The meeting for handing over the presidency was held today at the Tallinn office of the Ministry of Education and Research. It was be attended by delegations from Germany as the former presidency, Estonia as the current presidency, and Greece as the future presidency, plus Secretary-General of European Schools Giancarlo Marcheggiano, and Deputy Secretary-General Andreas Beckmann.
At the meeting, the Deputy Secretary General for General and Vocational Education Mart Laidmets talked about Estonia’s priorities and activities during the presidency of the European Schools’ Board of Governors. “Our primary goal as the presidency is to maintain the good reputation of schools and the high quality of teaching,” said Laidmets. “We will steer exchanges of ideas and hear the opinions of all Member States and stakeholders to make balanced and unanimous decisions in developing the system of European Schools.”

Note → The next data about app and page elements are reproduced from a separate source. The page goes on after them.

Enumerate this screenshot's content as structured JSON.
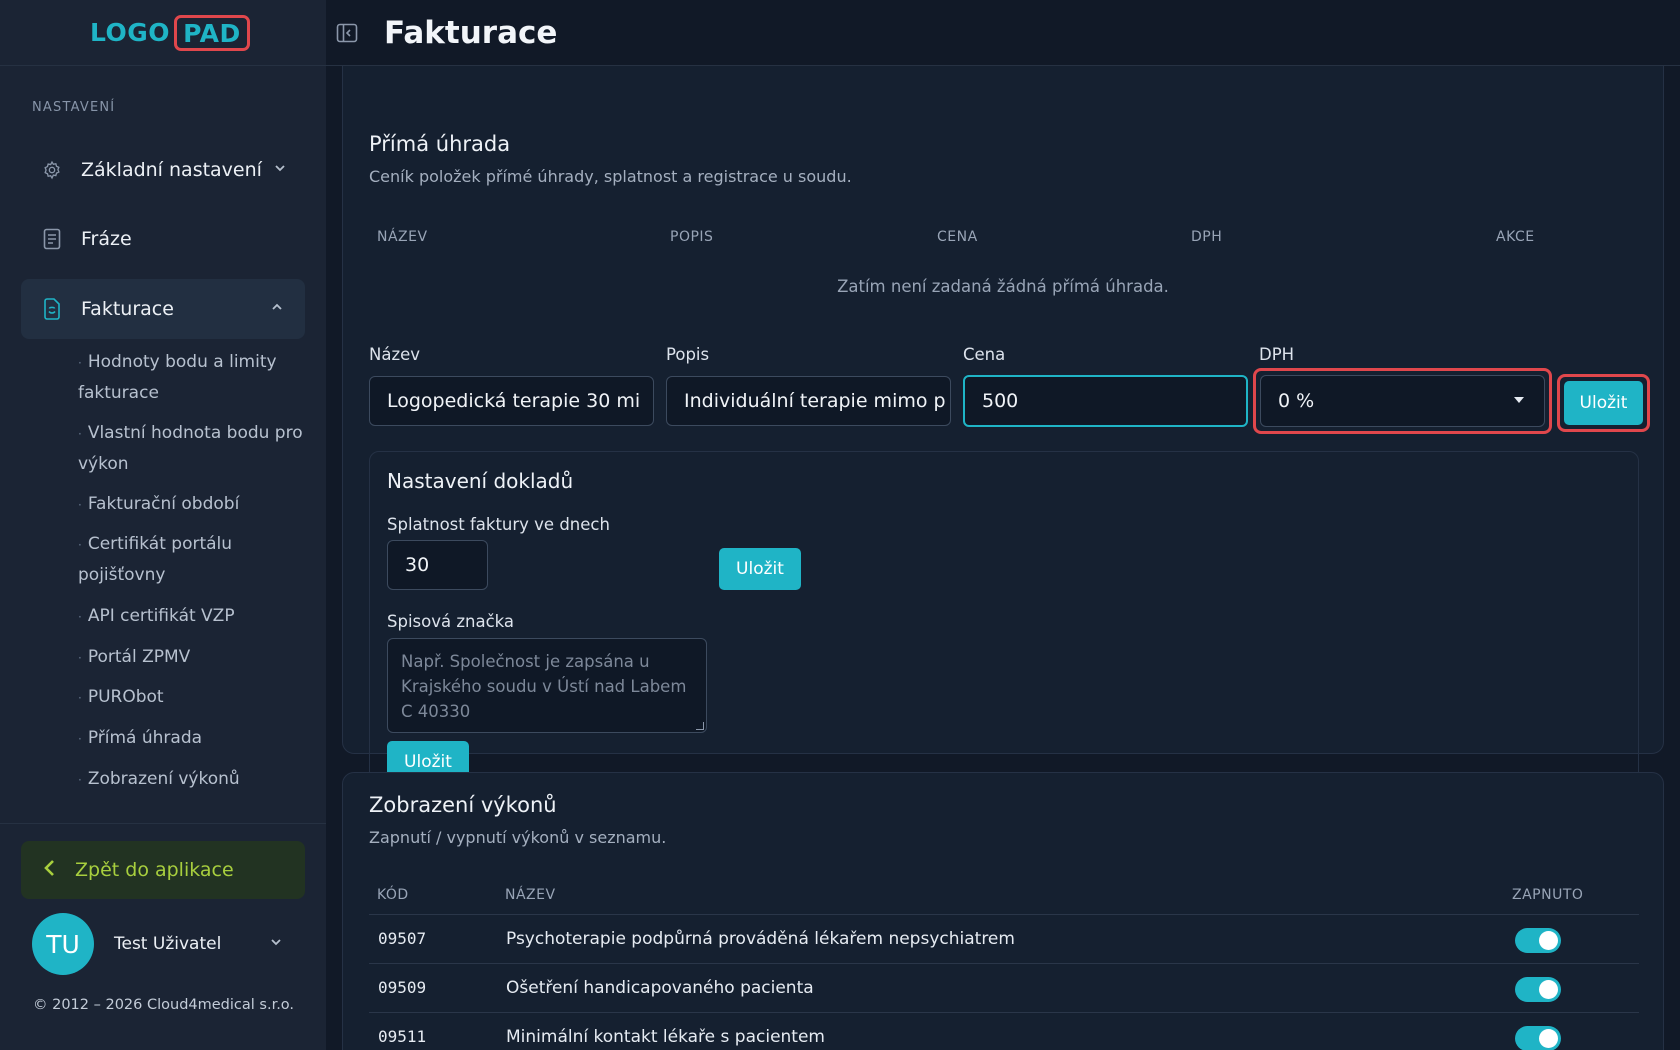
{
  "logo": {
    "part1": "LOGO",
    "part2": "PAD"
  },
  "sidebar": {
    "section_label": "NASTAVENÍ",
    "items": [
      {
        "label": "Základní nastavení",
        "icon": "gear-icon"
      },
      {
        "label": "Fráze",
        "icon": "document-icon"
      },
      {
        "label": "Fakturace",
        "icon": "invoice-icon"
      }
    ],
    "sub_items": [
      "Hodnoty bodu a limity fakturace",
      "Vlastní hodnota bodu pro výkon",
      "Fakturační období",
      "Certifikát portálu pojišťovny",
      "API certifikát VZP",
      "Portál ZPMV",
      "PURObot",
      "Přímá úhrada",
      "Zobrazení výkonů"
    ],
    "back_label": "Zpět do aplikace",
    "user": {
      "initials": "TU",
      "name": "Test Uživatel"
    },
    "copyright": "© 2012 – 2026 Cloud4medical s.r.o."
  },
  "header": {
    "title": "Fakturace"
  },
  "prima_uhrada": {
    "title": "Přímá úhrada",
    "subtitle": "Ceník položek přímé úhrady, splatnost a registrace u soudu.",
    "columns": [
      "NÁZEV",
      "POPIS",
      "CENA",
      "DPH",
      "AKCE"
    ],
    "empty_text": "Zatím není zadaná žádná přímá úhrada.",
    "form": {
      "name_label": "Název",
      "name_value": "Logopedická terapie 30 mi",
      "desc_label": "Popis",
      "desc_value": "Individuální terapie mimo p",
      "price_label": "Cena",
      "price_value": "500",
      "vat_label": "DPH",
      "vat_value": "0 %",
      "save_label": "Uložit"
    }
  },
  "doklady": {
    "title": "Nastavení dokladů",
    "due_label": "Splatnost faktury ve dnech",
    "due_value": "30",
    "due_save": "Uložit",
    "court_label": "Spisová značka",
    "court_placeholder": "Např. Společnost je zapsána u Krajského soudu v Ústí nad Labem C 40330",
    "court_save": "Uložit"
  },
  "vykony": {
    "title": "Zobrazení výkonů",
    "subtitle": "Zapnutí / vypnutí výkonů v seznamu.",
    "columns": [
      "KÓD",
      "NÁZEV",
      "ZAPNUTO"
    ],
    "rows": [
      {
        "code": "09507",
        "name": "Psychoterapie podpůrná prováděná lékařem nepsychiatrem",
        "enabled": true
      },
      {
        "code": "09509",
        "name": "Ošetření handicapovaného pacienta",
        "enabled": true
      },
      {
        "code": "09511",
        "name": "Minimální kontakt lékaře s pacientem",
        "enabled": true
      }
    ]
  },
  "colors": {
    "accent": "#1fb4c6",
    "highlight": "#e0474c",
    "back_green": "#a8cf3e",
    "background": "#111927"
  }
}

One of Estonia’s priorities is the use of digital tools in routine teaching. Adviser of the General Education Department Katre Mehine noted that Estonia will focus on the quality of digital education tools and their availability to teachers and students as well as on developing digital competence as a general competence across all subjects. “The purposeful and sensible use of smartphones, tablet computers and other digital devices will certainly enrich the learning process. This way, the needs and possibilities of students can be better taken into account to achieve improved learning outcomes,” said Mehine.
Reorganisation of the management structure and accreditation of schools are the keywords in modernising the system of European Schools. Third priority - pedagogical development - means continuing the activities of previous presidencies and considering proposals from working groups with focus on integrating key competencies of lifelong learning into curricula.
Unlike Estonia’s presidency in the EU Council, the presidency in the system of European Schools lasts for one year and rotates according to the alphabetical order of Member States. Partial overlapping with the period of presidency in the EU Council is merely a coincidence.
- The European Schools provide uniform education within the European Union. The schools are managed in accordance with an intergovernmental agreement between the Member States - Convention defining the Statute of the European Schools.
- The fundamental principle of European Schools is to provide education in native language to the children of officials of EU institutions and of the diplomats of permanent representations of Member States from the preprimary level through to the end of secondary level.
- The system includes 14 so-called Type 1 schools located across 7 Member States: Belgium (5), Spain, the Netherlands, Italy, Luxembourg (2), Germany and the UK. In addition to Type 1 schools, there system includes accredited European Schools since 2005 - their number is currently 14.
- In the 2016/17 academic year, Type 1 European Schools provide education to approx. 25,000 students, incl. 256 Estonians. European Schools employ 15 Estonian teachers and/or management members.
- In autumn 2016, the European School of Brussels IV opened the Estonian section allowing, for the first time, the children of Estonian families living in Brussels to acquire basic education in Estonian. Previously, students of Estonian origin studied either in English, French or German, and had only one native language lesson per day.
- Overview of European Schools http://www.eursc.eu/en.